• **Goal of the exercise**
Each line of the records is to be copied verbatim.

(Items from an interface collection)
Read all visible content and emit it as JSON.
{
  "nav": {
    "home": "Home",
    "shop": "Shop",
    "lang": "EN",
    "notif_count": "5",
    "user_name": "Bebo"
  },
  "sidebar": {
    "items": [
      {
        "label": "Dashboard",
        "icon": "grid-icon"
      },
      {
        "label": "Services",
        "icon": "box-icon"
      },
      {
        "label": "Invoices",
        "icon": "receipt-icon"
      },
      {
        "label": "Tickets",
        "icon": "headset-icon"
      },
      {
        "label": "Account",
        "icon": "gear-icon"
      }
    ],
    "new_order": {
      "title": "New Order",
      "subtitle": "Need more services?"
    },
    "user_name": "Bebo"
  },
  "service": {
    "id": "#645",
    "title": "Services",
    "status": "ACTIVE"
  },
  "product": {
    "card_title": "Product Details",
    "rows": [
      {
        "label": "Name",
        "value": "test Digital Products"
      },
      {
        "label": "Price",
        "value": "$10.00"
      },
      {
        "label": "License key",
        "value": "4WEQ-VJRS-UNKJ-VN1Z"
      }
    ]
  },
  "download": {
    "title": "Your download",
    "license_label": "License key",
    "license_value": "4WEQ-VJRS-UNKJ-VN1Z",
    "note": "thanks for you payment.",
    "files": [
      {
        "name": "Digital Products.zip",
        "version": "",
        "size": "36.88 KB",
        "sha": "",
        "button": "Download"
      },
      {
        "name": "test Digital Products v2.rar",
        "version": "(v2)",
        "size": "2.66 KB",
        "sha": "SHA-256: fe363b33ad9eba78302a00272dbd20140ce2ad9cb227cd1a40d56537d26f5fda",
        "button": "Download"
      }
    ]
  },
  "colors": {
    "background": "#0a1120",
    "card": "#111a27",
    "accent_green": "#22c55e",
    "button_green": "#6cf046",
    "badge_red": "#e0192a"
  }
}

• **Output**
Read all visible content and emit it as JSON.
{
  "nav": {
    "home": "Home",
    "shop": "Shop",
    "lang": "EN",
    "notif_count": "5",
    "user_name": "Bebo"
  },
  "sidebar": {
    "items": [
      {
        "label": "Dashboard",
        "icon": "grid-icon"
      },
      {
        "label": "Services",
        "icon": "box-icon"
      },
      {
        "label": "Invoices",
        "icon": "receipt-icon"
      },
      {
        "label": "Tickets",
        "icon": "headset-icon"
      },
      {
        "label": "Account",
        "icon": "gear-icon"
      }
    ],
    "new_order": {
      "title": "New Order",
      "subtitle": "Need more services?"
    },
    "user_name": "Bebo"
  },
  "service": {
    "id": "#645",
    "title": "Services",
    "status": "ACTIVE"
  },
  "product": {
    "card_title": "Product Details",
    "rows": [
      {
        "label": "Name",
        "value": "test Digital Products"
      },
      {
        "label": "Price",
        "value": "$10.00"
      },
      {
        "label": "License key",
        "value": "4WEQ-VJRS-UNKJ-VN1Z"
      }
    ]
  },
  "download": {
    "title": "Your download",
    "license_label": "License key",
    "license_value": "4WEQ-VJRS-UNKJ-VN1Z",
    "note": "thanks for you payment.",
    "files": [
      {
        "name": "Digital Products.zip",
        "version": "",
        "size": "36.88 KB",
        "sha": "",
        "button": "Download"
      },
      {
        "name": "test Digital Products v2.rar",
        "version": "(v2)",
        "size": "2.66 KB",
        "sha": "SHA-256: fe363b33ad9eba78302a00272dbd20140ce2ad9cb227cd1a40d56537d26f5fda",
        "button": "Download"
      }
    ]
  },
  "colors": {
    "background": "#0a1120",
    "card": "#111a27",
    "accent_green": "#22c55e",
    "button_green": "#6cf046",
    "badge_red": "#e0192a"
  }
}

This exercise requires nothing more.